The district court denied a two-point reduction for acceptance of responsibility, finding that Sanchez and Terrones had failed to acknowledge the true extent of their participation in the offense. The extensive evidence of Sanchez's and Terrones' roles in the preparation and planning for the offense supports the district court's conclusion that their post-verdict attempts to persuade the court that they were mere couriers was in fact an attempt to understate their roles in the offense. The district court's finding that Sanchez and Terrones did not accept responsibility for their criminal conduct is not clearly erroneous.

V. Identity of the Confidential Informant

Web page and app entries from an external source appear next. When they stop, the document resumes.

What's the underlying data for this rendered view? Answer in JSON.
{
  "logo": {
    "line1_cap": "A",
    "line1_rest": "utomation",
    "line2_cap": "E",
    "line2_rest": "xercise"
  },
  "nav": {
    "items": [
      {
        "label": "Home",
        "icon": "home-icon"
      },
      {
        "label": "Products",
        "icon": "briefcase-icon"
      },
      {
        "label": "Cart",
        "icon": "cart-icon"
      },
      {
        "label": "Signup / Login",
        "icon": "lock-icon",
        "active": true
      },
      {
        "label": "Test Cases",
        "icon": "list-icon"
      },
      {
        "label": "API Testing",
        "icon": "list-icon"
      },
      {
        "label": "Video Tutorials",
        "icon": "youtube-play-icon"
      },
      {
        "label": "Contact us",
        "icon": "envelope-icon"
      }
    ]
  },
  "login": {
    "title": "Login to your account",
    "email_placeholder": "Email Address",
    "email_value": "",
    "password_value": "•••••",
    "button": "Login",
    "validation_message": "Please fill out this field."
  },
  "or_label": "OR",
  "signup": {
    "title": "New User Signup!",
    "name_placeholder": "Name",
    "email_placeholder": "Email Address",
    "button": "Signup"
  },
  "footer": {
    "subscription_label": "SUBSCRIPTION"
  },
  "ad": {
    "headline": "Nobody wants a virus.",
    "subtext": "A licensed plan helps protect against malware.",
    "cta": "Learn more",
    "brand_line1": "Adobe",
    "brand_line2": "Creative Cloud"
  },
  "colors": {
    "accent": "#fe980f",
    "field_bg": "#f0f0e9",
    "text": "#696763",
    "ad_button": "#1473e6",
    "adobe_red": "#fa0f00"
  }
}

64

The San Diego Police Department's Narcotics Task Force began surveillance of the appellants in October 1988 in response to a confidential informant's tip. Terrones sought disclosure of the informant's identity during pretrial hearings. The district court denied his request after conducting an in camera interview with the informant. Terrones contends that the district court erred in refusing to disclose the confidential informant's identity. We review "for abuse of discretion the court's denial of a motion to compel disclosure of an informant's identity." United States v. Johnson, 886 F.2d 1120, 1122 (9th Cir.1989), cert. denied, --- U.S. ----, 110 S.Ct. 1830, 108 L.Ed.2d 959 (1990).

65

The government has a limited privilege to withhold the identity of a confidential informant. United States v. Williams, 898 F.2d 1400, 1402 (9th Cir.1990). An informant's confidentiality serves important law enforcement objectives. Roviaro v. United States, 353 U.S. 53, 59, 77 S.Ct. 623, 627, 1 L.Ed.2d 639 (1957). Determining whether to reveal an informant's identity

66

calls for balancing the public interest in protecting the flow of information against the individual's right to prepare his defense. Whether a proper balance renders nondisclosure erroneous must depend on the particular circumstances of each case, taking into consideration the crime charged, the possible defenses, the possible significance of the informer's testimony, and other relevant factors.

67

Id. at 62, 77 S.Ct. at 628-29. Although the informer's privilege must give way when the disclosure of the informant's identity "is relevant and helpful to the defense of an accused, or is essential to a fair determination of a cause," id. at 60-61, 77 S.Ct. at 627-28, the burden is on the movant to demonstrate the need for disclosure. United States v. Johnson, 886 F.2d at 1122. The "mere suspicion that information will prove helpful is insufficient to require disclosure." Id. (citing United States v. Buffington, 815 F.2d 1292, 1299 (9th Cir.1987)); see also United States v. Tousant, 619 F.2d 810, 813 (9th Cir.1980) ("Mere speculation about what the informer's testimony might be is not sufficient."); United States v. Trejo-Zambrano, 582 F.2d 460, 466 (9th Cir.) (Movant "must do more than speculate that disclosure will prove helpful."), cert. denied, 439 U.S. 1005, 99 S.Ct. 618, 58 L.Ed.2d 682 (1978).

68

We have independently reviewed the transcript of the district court's in camera interview with the confidential informant. We conclude that the disclosure of the informant's identity would not have been helpful to the defense or essential to the fair determination of this cause. The district court did not abuse its discretion in denying Terrones' motion to compel the disclosure of the confidential informant's identity.

CONCLUSION

69

The district court's imposition of sentence is AFFIRMED.